Women in Orthopaedics
| Ratna Johari Maheshwari |
Young Surgeons Committee Member (Women's Subcommittee) - Mumbai, India
It was just over 150 years ago that Elizabeth Blackwell, a determined young girl, became the first American woman to gain admission to medical school. She did so in spite of popular prevailing theories of those times which proclaimed that women seeking education in medicine would develop "monstrous brains and puny bodies and abnormally weak digestion". When she entered the class on her first day a deathlike stillness prevailed, as if each member had been stricken with paralysis. It is due to trail blazing women like these, who showed unflagging zest in the face of hostility, that we owe the numerous women in the medical profession. Today, women constitute around 50% of an average class in medical school. However, orthopaedics has the lowest percentage of women in a surgical specialty, with only 4.3% of board certified orthopaedic surgeons being female according to the United States data.

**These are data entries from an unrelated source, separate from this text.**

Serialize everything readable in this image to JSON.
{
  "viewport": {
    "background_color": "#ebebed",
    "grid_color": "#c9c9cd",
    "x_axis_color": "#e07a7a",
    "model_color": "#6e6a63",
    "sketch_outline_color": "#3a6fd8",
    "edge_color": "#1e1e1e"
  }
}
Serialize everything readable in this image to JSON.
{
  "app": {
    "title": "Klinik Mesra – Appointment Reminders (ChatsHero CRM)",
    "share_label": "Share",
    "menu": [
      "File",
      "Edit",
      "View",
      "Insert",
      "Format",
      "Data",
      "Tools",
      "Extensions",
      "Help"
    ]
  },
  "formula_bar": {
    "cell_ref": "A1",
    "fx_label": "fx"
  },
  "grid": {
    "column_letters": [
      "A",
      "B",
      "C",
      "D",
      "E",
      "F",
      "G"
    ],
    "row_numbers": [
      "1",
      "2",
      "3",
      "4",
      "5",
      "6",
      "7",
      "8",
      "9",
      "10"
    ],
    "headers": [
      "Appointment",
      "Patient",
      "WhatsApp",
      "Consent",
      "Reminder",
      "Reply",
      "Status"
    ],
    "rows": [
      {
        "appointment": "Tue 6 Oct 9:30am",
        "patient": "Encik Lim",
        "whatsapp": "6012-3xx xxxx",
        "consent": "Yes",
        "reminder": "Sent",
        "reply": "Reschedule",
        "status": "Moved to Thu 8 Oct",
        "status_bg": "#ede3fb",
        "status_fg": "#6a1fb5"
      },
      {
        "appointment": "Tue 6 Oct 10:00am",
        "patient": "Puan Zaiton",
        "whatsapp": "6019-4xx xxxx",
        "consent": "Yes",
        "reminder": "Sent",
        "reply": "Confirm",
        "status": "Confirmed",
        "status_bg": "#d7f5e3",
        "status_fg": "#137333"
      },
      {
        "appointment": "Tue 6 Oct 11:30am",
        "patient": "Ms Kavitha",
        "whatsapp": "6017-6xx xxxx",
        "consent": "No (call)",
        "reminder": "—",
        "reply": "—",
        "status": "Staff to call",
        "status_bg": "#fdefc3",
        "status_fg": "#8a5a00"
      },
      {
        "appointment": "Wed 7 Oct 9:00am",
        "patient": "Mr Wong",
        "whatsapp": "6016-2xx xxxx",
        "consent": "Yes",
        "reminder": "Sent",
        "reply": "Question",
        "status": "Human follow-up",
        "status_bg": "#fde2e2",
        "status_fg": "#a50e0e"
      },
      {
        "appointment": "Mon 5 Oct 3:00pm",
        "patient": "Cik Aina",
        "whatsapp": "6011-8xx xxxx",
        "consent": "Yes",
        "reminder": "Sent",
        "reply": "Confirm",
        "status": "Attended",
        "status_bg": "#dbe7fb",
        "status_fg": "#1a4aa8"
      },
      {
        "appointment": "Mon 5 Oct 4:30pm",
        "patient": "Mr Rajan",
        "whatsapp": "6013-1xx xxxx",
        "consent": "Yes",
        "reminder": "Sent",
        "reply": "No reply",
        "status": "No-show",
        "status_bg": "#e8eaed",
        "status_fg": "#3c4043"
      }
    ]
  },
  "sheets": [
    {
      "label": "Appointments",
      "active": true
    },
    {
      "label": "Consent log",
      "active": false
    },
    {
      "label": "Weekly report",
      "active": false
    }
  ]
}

The history of world orthopaedics has been highlighted by the work of women. It was as early as 1924 when Maud Forrester Brown, Britain's first woman orthopedician, started orthopaedic services in the southwest country at the Bath and Wessex Orthopaedic Hopital, under the guidance of Sir Robert Jones. She went on to establish a complete chain of children's orthopaedic clinics throughout Somerset, Wiltshire and Dorset. In spite of the ignorance she had to face, she brought boundless energy. Miss Forrester was a member, and later Emeritus Member, of SICOT. The Journal of Bone and Joint Surgery in 1970 carried an article on her "In Memoriam" marking her death at the age of 84. Ruth Jackson, on the other hand, was the first practising female orthopaedist in the United States. She discovered the rewards of orthopaedics while working with polio patients. In 1932, she opened her office in Dallas, Texas. The following year the American Academy of Orthopaedic Surgeons was founded. All who practised orthopaedics were allowed to join, except her. Undaunted, she took and passed the board exams, becoming the first woman admitted to AAOS. She went on to become an authority on cervical spinal injuries, on which she had extensive publications.
In spite of an illustrious history, few women have entered the field of orthopaedics. Limited exposure to musculoskeletal topics in medical school and lack of role models have been identified as contributory factors. A recently published article "A profile of female academic orthopaedic surgeons" in Current Orthopedic Practice (issue 6) of the year 2013 was based on a survey including questions on demographics, training and education, practice components, mentorship and career satisfaction. The study, including 164 female orthopaedic surgeons, revealed that having a mentor positively influenced their career choice. Potential barriers to academic advancement which were identified included gender stereotype, department politics, and guilt about family obligations or family expectations. The study also revealed that 62% of female faculty members had at least one child and 73% were married or in a domestic relationship. The study concluded that in spite of a high satisfaction rate with their career choices and despite all of their successes, barriers to female academic advancement are still perceived.
The stereotypical image of an orthopaedic surgeon as being burly, using brute force to manually cut into bones, is a thing of the past. Orthopaedics today is revolutionised with the use of power instruments and also boasts of delicate subspecialties. It is a field that requires manual dexterity and three dimensional visualisation. Having more women be a part of orthopaedics is in the best interest of the specialty itself. For any specialty to progress or discover new technologies, it is imperative that it attracts brilliant minds, be it a man or a woman. The hope for any specialty is to snag the best and the brightest. Hence it becomes important that women genuinely interested in pursuing orthopaedics should not be discouraged. Efforts must be taken to eliminate unintended barriers. At the same time, diversity in caregiving and changes in perspectives are ultimately beneficial to patients in general.
In this special issue, we have articles from leading women orthopaedists around the world, to dispel common myths of not having enough time to have a family and other lifestyle issues associated with orthopaedics in general. This will guide the young surgeons about the pros and cons of a rewarding career in this field.